━━ DATA SHOWN
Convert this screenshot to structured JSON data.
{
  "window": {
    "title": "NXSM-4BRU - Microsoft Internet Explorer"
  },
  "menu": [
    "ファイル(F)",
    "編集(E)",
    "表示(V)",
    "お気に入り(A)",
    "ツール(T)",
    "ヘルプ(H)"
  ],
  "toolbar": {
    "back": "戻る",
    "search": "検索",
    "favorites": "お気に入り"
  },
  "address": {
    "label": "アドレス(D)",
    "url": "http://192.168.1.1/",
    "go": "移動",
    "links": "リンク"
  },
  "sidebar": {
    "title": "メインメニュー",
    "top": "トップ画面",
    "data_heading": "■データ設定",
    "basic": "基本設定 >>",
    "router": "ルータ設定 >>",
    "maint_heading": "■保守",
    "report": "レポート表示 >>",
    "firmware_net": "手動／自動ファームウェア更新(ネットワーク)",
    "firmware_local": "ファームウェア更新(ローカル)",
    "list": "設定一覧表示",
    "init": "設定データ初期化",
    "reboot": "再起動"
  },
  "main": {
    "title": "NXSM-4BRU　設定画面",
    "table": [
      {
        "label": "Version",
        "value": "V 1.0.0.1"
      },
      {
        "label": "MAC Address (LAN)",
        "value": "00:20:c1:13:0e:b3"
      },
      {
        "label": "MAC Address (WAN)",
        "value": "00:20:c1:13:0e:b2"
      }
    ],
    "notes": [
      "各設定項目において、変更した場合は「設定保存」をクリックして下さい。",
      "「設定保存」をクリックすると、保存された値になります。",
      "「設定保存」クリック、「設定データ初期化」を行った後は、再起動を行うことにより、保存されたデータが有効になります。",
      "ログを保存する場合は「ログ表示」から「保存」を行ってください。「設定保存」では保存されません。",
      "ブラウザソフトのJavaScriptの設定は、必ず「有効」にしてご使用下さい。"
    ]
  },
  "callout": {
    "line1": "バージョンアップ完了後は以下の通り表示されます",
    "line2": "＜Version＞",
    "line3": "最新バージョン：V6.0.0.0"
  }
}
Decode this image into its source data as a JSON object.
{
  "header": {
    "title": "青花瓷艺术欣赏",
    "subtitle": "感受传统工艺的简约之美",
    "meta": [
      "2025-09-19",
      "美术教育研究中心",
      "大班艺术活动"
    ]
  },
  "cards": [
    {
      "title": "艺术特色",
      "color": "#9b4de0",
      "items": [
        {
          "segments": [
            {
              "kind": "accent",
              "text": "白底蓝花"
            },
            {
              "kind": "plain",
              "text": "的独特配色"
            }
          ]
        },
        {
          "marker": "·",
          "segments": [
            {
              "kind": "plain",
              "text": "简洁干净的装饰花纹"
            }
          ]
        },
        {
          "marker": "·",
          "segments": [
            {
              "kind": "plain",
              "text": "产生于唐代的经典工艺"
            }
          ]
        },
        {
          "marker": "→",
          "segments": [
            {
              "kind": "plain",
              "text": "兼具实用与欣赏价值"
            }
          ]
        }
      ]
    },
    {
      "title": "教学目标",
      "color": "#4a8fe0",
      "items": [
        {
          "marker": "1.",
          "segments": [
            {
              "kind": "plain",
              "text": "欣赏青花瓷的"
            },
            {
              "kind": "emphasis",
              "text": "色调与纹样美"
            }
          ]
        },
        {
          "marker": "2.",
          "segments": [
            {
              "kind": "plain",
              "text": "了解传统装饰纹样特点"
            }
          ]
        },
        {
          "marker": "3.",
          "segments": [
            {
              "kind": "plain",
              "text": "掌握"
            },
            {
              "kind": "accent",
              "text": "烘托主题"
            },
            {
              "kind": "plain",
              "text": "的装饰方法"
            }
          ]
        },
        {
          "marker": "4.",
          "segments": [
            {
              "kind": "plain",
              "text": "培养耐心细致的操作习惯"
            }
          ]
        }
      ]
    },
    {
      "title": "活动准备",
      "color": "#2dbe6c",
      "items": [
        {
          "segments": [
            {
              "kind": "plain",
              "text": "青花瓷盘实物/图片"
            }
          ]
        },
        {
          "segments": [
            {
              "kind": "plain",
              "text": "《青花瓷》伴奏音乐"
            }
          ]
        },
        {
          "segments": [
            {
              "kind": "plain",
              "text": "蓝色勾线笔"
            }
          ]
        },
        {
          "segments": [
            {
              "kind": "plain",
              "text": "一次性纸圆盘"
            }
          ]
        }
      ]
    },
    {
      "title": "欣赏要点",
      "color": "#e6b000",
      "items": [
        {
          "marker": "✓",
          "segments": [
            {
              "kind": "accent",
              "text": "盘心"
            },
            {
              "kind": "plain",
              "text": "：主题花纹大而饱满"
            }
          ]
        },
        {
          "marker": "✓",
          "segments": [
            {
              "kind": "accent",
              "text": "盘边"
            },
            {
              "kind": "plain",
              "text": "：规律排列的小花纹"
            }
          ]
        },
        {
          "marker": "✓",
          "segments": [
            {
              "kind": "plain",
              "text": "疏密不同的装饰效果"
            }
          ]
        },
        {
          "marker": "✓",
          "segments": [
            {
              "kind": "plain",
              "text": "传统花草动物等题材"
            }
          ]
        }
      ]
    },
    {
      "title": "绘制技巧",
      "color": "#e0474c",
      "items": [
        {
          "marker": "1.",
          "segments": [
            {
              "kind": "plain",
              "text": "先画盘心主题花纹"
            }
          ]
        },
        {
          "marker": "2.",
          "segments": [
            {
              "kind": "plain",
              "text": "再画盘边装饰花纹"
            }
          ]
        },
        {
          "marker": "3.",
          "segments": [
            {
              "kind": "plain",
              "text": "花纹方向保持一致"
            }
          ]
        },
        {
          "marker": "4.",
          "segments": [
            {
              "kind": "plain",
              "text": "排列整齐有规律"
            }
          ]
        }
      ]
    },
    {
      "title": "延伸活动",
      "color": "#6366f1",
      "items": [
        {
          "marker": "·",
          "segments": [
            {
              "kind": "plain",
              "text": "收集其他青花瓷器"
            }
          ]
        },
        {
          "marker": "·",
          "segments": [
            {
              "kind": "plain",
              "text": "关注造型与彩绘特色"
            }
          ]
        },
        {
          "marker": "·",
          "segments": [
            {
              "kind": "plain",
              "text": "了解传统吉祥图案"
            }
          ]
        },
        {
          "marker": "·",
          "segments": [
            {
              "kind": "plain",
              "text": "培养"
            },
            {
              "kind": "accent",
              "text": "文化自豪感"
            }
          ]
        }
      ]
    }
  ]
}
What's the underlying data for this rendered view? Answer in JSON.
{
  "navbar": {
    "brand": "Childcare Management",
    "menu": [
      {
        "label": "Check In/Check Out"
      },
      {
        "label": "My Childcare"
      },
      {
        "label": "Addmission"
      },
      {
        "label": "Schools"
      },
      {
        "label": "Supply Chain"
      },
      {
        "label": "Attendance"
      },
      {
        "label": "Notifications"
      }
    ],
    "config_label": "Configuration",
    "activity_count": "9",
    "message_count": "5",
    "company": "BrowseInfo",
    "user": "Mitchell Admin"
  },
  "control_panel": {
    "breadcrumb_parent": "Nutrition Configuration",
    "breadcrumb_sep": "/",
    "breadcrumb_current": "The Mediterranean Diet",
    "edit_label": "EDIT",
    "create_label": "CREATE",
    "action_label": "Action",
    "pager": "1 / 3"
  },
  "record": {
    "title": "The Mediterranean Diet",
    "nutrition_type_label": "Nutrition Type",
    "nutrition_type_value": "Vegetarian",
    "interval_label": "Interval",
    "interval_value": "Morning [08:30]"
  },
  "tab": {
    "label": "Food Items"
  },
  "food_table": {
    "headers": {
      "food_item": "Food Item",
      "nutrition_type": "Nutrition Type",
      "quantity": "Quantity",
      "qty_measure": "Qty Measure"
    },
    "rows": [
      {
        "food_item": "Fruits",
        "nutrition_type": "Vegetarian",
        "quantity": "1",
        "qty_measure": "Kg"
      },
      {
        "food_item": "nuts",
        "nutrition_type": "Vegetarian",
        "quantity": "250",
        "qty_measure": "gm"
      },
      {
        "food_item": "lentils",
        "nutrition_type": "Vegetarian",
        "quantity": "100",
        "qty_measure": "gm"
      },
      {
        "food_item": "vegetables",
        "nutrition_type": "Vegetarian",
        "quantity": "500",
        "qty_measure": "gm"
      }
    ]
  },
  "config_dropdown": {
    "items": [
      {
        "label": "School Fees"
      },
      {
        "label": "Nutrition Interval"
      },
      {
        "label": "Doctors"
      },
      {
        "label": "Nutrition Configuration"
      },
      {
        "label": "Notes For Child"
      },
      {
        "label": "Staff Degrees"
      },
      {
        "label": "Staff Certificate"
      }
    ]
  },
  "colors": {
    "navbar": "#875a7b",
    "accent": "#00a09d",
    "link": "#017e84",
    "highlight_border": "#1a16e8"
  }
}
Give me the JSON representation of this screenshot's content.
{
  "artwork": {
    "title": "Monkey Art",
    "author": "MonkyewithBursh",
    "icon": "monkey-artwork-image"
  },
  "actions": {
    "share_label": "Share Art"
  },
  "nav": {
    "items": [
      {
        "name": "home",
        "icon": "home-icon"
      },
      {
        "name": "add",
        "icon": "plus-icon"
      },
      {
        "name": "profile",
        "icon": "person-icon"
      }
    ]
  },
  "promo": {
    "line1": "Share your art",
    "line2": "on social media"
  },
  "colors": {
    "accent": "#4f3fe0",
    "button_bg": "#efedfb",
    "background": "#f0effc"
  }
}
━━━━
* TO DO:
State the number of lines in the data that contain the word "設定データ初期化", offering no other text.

* REPLY:
2